Git Cheat Sheet

The most common Git commands I use for web development

I use Git to keep track of the changes I make to this site. I am not an expert so I won’t go into great depths here. The idea of this post is just to summarize for future reference the Git commands I use on a regular basis to keep this site up and running.

Here we go:

Tell Git your usename and email. You only need to do this once:

git config --global "your user name"
git config --global "your email"

Prints a list all the options you have configured Git for, including your and This is for reference more than anything, not something you have to do all the time:

git config --list

Creates a Git repository in the current folder:

git init

Clones (makes a working copy) of an existing repository. If the repository is in a host like Github the path to repository will typically be a URL like:


Get the status of files in the current directory, in short notation. You will get one or two characters to the left of the file name:

git status -s
  • M: the file has been modified
  • A: new file that has been added to the staging area
  • MM: file that has been modified, staged, and modified again
  • ?: new file not yet tracked

Adds a file, or all files that have been created or modified, to the staging area:

git add file name


git add --all

Commits (records) your changes to your local Git repository. Write a short message between quote marks so that others can understand what you did:

git commit -m "commit message"

Pushes (uploads) your changes to your remote repository (for example, to your Github account):

git push origin master

If you’ve made changes to your remote repository that are not reflected in your local repository, you can merge (copy) those changes to your local repository.
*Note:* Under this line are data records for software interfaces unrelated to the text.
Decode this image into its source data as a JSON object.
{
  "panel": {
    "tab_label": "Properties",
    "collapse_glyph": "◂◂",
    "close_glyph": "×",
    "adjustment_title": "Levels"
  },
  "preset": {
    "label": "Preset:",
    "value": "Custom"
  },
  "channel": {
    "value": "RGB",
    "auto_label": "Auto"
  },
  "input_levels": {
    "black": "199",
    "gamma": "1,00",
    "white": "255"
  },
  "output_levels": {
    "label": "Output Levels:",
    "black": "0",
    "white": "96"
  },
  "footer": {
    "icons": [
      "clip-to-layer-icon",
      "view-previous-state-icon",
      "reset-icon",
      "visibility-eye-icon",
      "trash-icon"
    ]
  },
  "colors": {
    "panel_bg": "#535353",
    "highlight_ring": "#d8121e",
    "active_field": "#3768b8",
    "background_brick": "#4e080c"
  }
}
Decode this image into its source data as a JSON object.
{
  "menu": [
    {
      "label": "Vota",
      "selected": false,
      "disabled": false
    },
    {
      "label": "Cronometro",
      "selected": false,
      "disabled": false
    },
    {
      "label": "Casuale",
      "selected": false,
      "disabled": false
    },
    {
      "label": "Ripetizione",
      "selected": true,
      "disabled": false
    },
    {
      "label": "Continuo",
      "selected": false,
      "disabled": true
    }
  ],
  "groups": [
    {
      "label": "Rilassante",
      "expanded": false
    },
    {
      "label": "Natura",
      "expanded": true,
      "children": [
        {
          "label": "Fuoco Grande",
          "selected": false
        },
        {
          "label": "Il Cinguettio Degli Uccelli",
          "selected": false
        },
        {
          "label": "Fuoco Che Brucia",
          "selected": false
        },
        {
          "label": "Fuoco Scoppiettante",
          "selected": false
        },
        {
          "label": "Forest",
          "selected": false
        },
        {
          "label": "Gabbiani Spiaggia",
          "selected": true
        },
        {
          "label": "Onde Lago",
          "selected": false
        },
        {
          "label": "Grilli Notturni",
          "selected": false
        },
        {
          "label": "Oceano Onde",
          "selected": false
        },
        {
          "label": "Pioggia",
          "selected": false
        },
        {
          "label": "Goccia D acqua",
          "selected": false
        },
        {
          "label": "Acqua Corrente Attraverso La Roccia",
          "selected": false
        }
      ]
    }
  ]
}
This is very useful when you mess something up in your local and want your files to revert back to the state they were when they were last pushed to your remote:

git pull origin master

Create a new branch in your local environment (your computer) to make changes without affecting your main branch, and check out (open) it at the same time.

git checkout -b NEWBRANCH

Once you are satisfied with the changes, do a:

git add --all
git commit -m "commit message"

Merge the NEWBRANCH into the MASTER branch.

git checkout master
git merge NEWBRANCH

To delete the NEWBRANCH because you don’t need it any more (for example, when you have already merged it):

git branch -d NEWBRANCH

Last updated: Jun 15, 2016

© 2022 Mario Sanchez Carrion